Click here to read more about why Rev. Rob Mark is involved in The Eco-Stewards Program.

Click here to apply for our 2013 Eco-Stewards Portland, Oregon Program: June 1-8, 2013

Eco-Stewards bracelet power!
Eco-Stewards bracelet power!

Eco-Stewards to Visit Portland, OR

Greetings to all! We are excited to announce specific plans for our June 2013 Eco-Stewards Program in Portland, Oregon: Connectional Urban Living as Creative Response. We are eager to recruit a new crop of Eco-Stewards (Ages 20-30), so please help us spread the word by sharing the link to this blogpost with any young adults who care deeply about faith and environmental stewardship. You can find more information about the program below:

Connectional Urban Living as Creative Response

Portland, Oregon: June 1-8, 2013

PortlandPhotoDawn

This place-based learning program for young adults (ages ~20-30) will consider how people of faith in the Portland area are responding in creative ways to environmental challenges such as climate change (Oregon coal export controversy), food inequality and urban sprawl. We will spend the week exploring the city by foot, bike and public transport as we visit farmer’s markets, ecumenical partnerships, co-housing communities, food cooperatives and farms. Along the way, we’ll meet with community organizers, city planners, church leaders and environmental activists to discuss how they are laying connectional roots to build a sustainable urban community. During the week, we will also take time to reflect on our individual eco-faith journeys while staying at Menucha Retreat & Conference Center and hiking and recreating in the Columbia River Gorge and foothills of Mt. Hood in the Cascades. For more information, contact Rev. Rob Mark: revrobmark@gmail.com

Application Deadline: Applications still being accepted this week, so apply ASAP. (Rolling admission).

Eco-Stewards 2013 Application

Program Cost: $400* (Participants must pay their own travel expenses to/from Portland; *Financial assistance available)
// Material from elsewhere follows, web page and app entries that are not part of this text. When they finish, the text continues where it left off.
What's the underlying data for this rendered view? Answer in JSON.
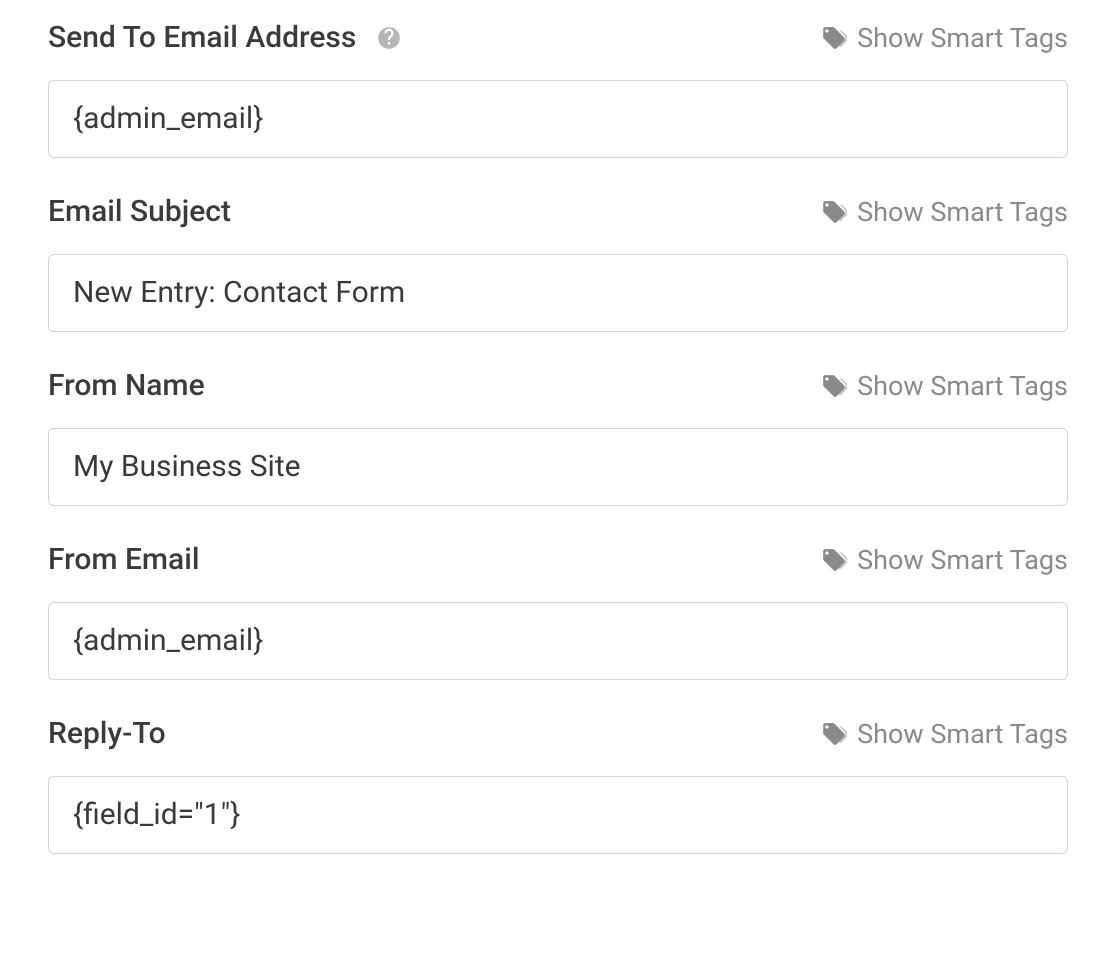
{
  "smart_tags_label": "Show Smart Tags",
  "fields": [
    {
      "key": "send_to",
      "label": "Send To Email Address",
      "value": "{admin_email}",
      "help": true
    },
    {
      "key": "email_subject",
      "label": "Email Subject",
      "value": "New Entry: Contact Form",
      "help": false
    },
    {
      "key": "from_name",
      "label": "From Name",
      "value": "My Business Site",
      "help": false
    },
    {
      "key": "from_email",
      "label": "From Email",
      "value": "{admin_email}",
      "help": false
    },
    {
      "key": "reply_to",
      "label": "Reply-To",
      "value": "{field_id=\"1\"}",
      "help": false
    }
  ]
}
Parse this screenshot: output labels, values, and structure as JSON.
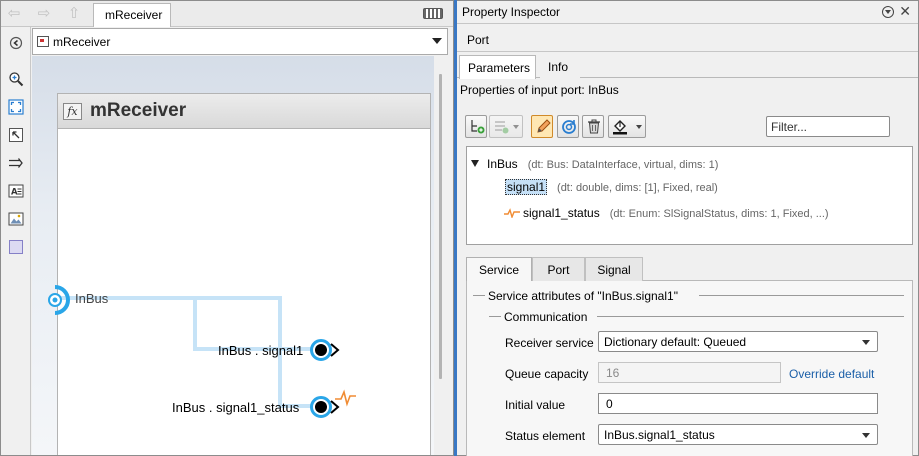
{
  "editor": {
    "tab_label": "mReceiver",
    "address": "mReceiver",
    "subsystem_title": "mReceiver",
    "fx_label": "fx",
    "ports": {
      "inport_label": "InBus",
      "signal1_label": "InBus . signal1",
      "status_label": "InBus . signal1_status"
    }
  },
  "inspector": {
    "title": "Property Inspector",
    "object_type": "Port",
    "tabs": [
      {
        "label": "Parameters",
        "active": true
      },
      {
        "label": "Info",
        "active": false
      }
    ],
    "description": "Properties of input port: InBus",
    "filter_placeholder": "Filter...",
    "tree": {
      "root": {
        "name": "InBus",
        "meta": "(dt: Bus: DataInterface, virtual, dims: 1)"
      },
      "children": [
        {
          "name": "signal1",
          "meta": "(dt: double, dims: [1], Fixed, real)",
          "selected": true
        },
        {
          "name": "signal1_status",
          "meta": "(dt: Enum: SlSignalStatus, dims: 1, Fixed, ...)",
          "selected": false
        }
      ]
    },
    "service_tabs": [
      {
        "label": "Service",
        "active": true
      },
      {
        "label": "Port",
        "active": false
      },
      {
        "label": "Signal",
        "active": false
      }
    ],
    "service": {
      "group_title": "Service attributes of \"InBus.signal1\"",
      "subgroup_title": "Communication",
      "receiver_service": {
        "label": "Receiver service",
        "value": "Dictionary default: Queued"
      },
      "queue_capacity": {
        "label": "Queue capacity",
        "value": "16",
        "link": "Override default"
      },
      "initial_value": {
        "label": "Initial value",
        "value": "0"
      },
      "status_element": {
        "label": "Status element",
        "value": "InBus.signal1_status"
      }
    }
  },
  "colors": {
    "accent": "#3a78c4",
    "port_blue": "#2aa6e8",
    "wire": "#c6e3f7",
    "status_signal": "#f08c34",
    "link": "#1b5fa8"
  }
}
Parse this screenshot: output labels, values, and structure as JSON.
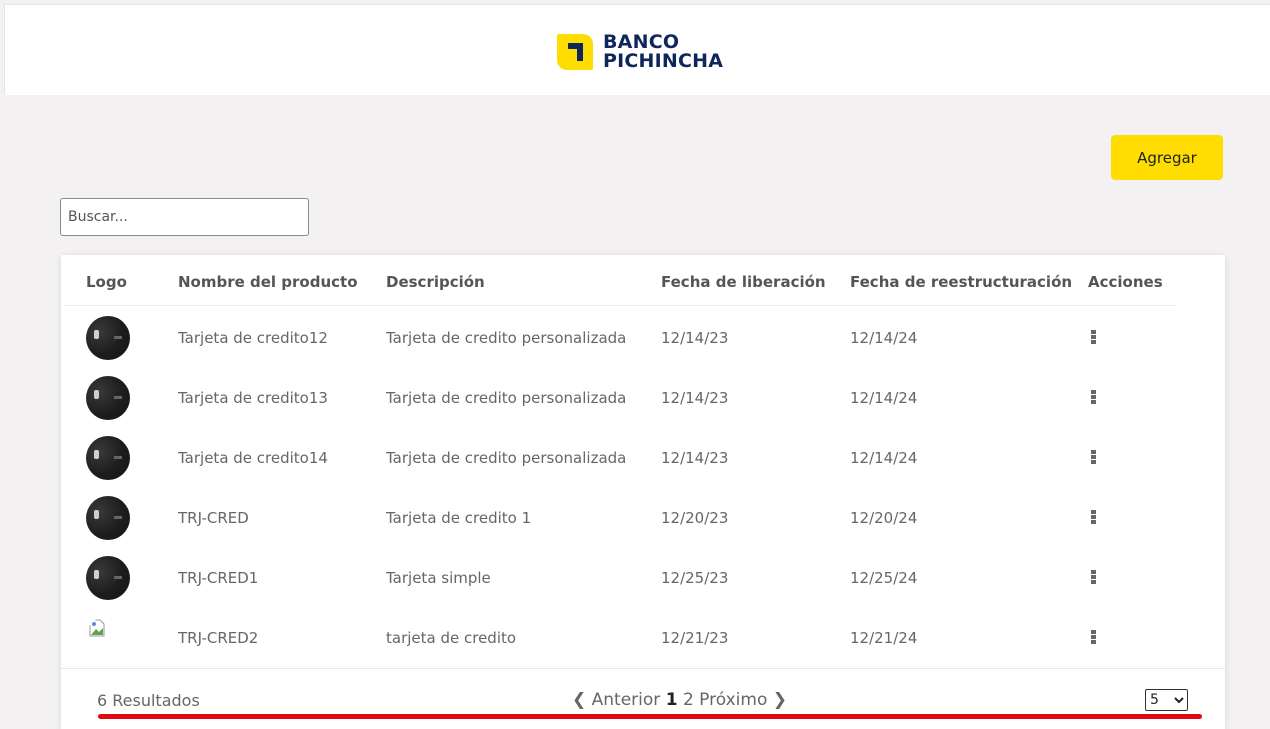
{
  "brand": {
    "line1": "BANCO",
    "line2": "PICHINCHA",
    "accent_color": "#ffdd00",
    "text_color": "#0f265c"
  },
  "toolbar": {
    "add_label": "Agregar"
  },
  "search": {
    "placeholder": "Buscar...",
    "value": ""
  },
  "table": {
    "headers": {
      "logo": "Logo",
      "name": "Nombre del producto",
      "description": "Descripción",
      "release": "Fecha de liberación",
      "restructure": "Fecha de reestructuración",
      "actions": "Acciones"
    },
    "rows": [
      {
        "logo": "card-image",
        "name": "Tarjeta de credito12",
        "description": "Tarjeta de credito personalizada",
        "release": "12/14/23",
        "restructure": "12/14/24"
      },
      {
        "logo": "card-image",
        "name": "Tarjeta de credito13",
        "description": "Tarjeta de credito personalizada",
        "release": "12/14/23",
        "restructure": "12/14/24"
      },
      {
        "logo": "card-image",
        "name": "Tarjeta de credito14",
        "description": "Tarjeta de credito personalizada",
        "release": "12/14/23",
        "restructure": "12/14/24"
      },
      {
        "logo": "card-image",
        "name": "TRJ-CRED",
        "description": "Tarjeta de credito 1",
        "release": "12/20/23",
        "restructure": "12/20/24"
      },
      {
        "logo": "card-image",
        "name": "TRJ-CRED1",
        "description": "Tarjeta simple",
        "release": "12/25/23",
        "restructure": "12/25/24"
      },
      {
        "logo": "broken-image-icon",
        "name": "TRJ-CRED2",
        "description": "tarjeta de credito",
        "release": "12/21/23",
        "restructure": "12/21/24"
      }
    ]
  },
  "footer": {
    "results": "6 Resultados",
    "prev": "❮ Anterior",
    "pages": [
      "1",
      "2"
    ],
    "current_page": "1",
    "next": "Próximo ❯",
    "page_size": "5",
    "page_size_options": [
      "5"
    ]
  },
  "icons": {
    "actions": "kebab-menu-icon"
  },
  "colors": {
    "page_bg": "#f3f1f1",
    "button": "#ffdd00",
    "annotation": "#e30613"
  }
}
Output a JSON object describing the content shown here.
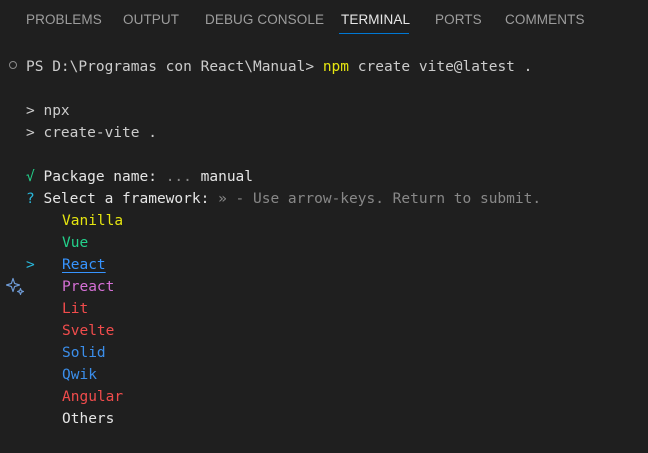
{
  "panel_tabs": [
    {
      "label": "PROBLEMS",
      "active": false
    },
    {
      "label": "OUTPUT",
      "active": false
    },
    {
      "label": "DEBUG CONSOLE",
      "active": false
    },
    {
      "label": "TERMINAL",
      "active": true
    },
    {
      "label": "PORTS",
      "active": false
    },
    {
      "label": "COMMENTS",
      "active": false
    }
  ],
  "terminal": {
    "prompt": "PS D:\\Programas con React\\Manual>",
    "command_npm": "npm",
    "command_rest": "create vite@latest .",
    "npx_prefix": ">",
    "npx_text": "npx",
    "create_prefix": ">",
    "create_text": "create-vite .",
    "check_mark": "√",
    "package_label": "Package name:",
    "package_ellipsis": "...",
    "package_value": "manual",
    "question_mark": "?",
    "framework_label": "Select a framework:",
    "framework_hint": "» - Use arrow-keys. Return to submit.",
    "selected_pointer": ">",
    "options": [
      {
        "label": "Vanilla",
        "color": "#e5e510",
        "selected": false
      },
      {
        "label": "Vue",
        "color": "#23d18b",
        "selected": false
      },
      {
        "label": "React",
        "color": "#3794ff",
        "selected": true
      },
      {
        "label": "Preact",
        "color": "#d670d6",
        "selected": false
      },
      {
        "label": "Lit",
        "color": "#f14c4c",
        "selected": false
      },
      {
        "label": "Svelte",
        "color": "#f14c4c",
        "selected": false
      },
      {
        "label": "Solid",
        "color": "#3b8eea",
        "selected": false
      },
      {
        "label": "Qwik",
        "color": "#3b8eea",
        "selected": false
      },
      {
        "label": "Angular",
        "color": "#f14c4c",
        "selected": false
      },
      {
        "label": "Others",
        "color": "#e5e5e5",
        "selected": false
      }
    ]
  },
  "colors": {
    "background": "#1f1f1f",
    "text": "#cccccc",
    "command_yellow": "#e5e510",
    "green": "#23d18b",
    "cyan": "#29b8db",
    "muted": "#888888",
    "accent": "#0078d4"
  }
}
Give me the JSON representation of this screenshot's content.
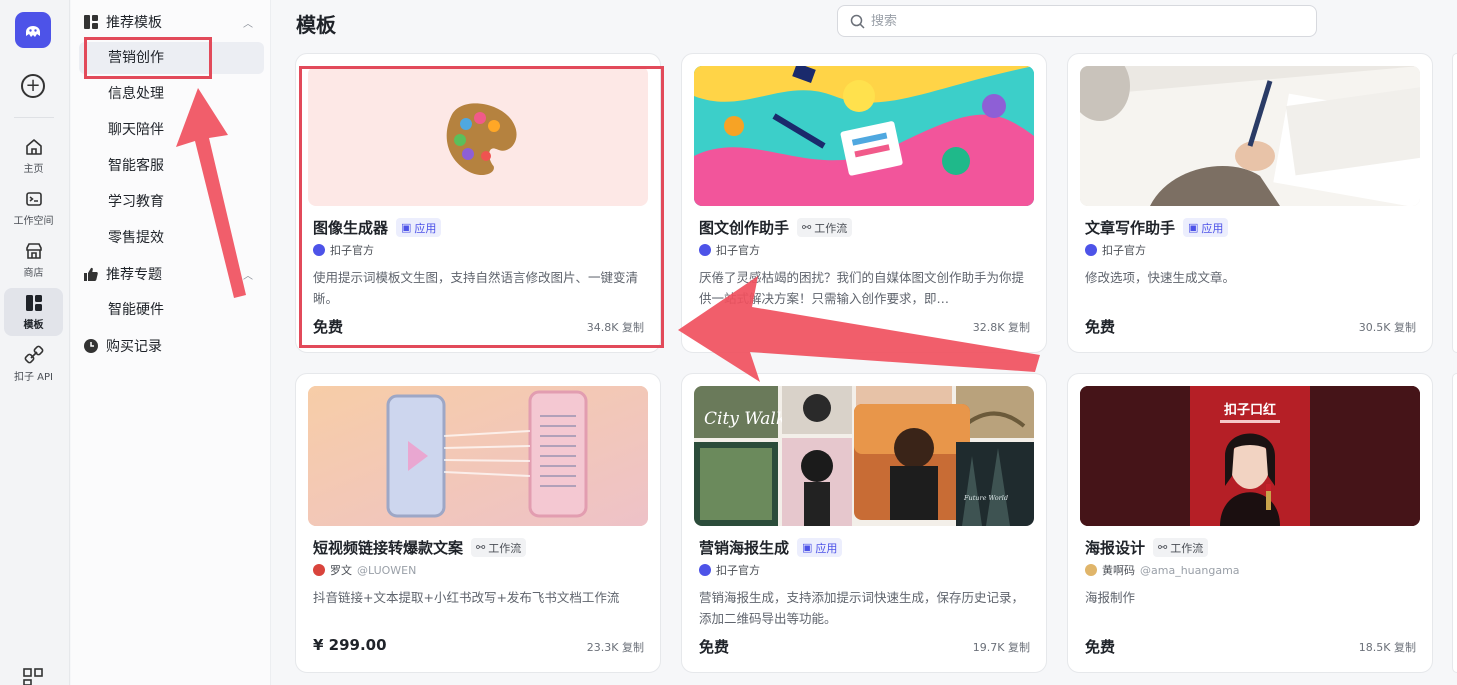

 Want to host an Eco-Steward intern in Summer 2013? Click here to download a copy of our Intern Request Form. Send questions to revrobmark@gmail.com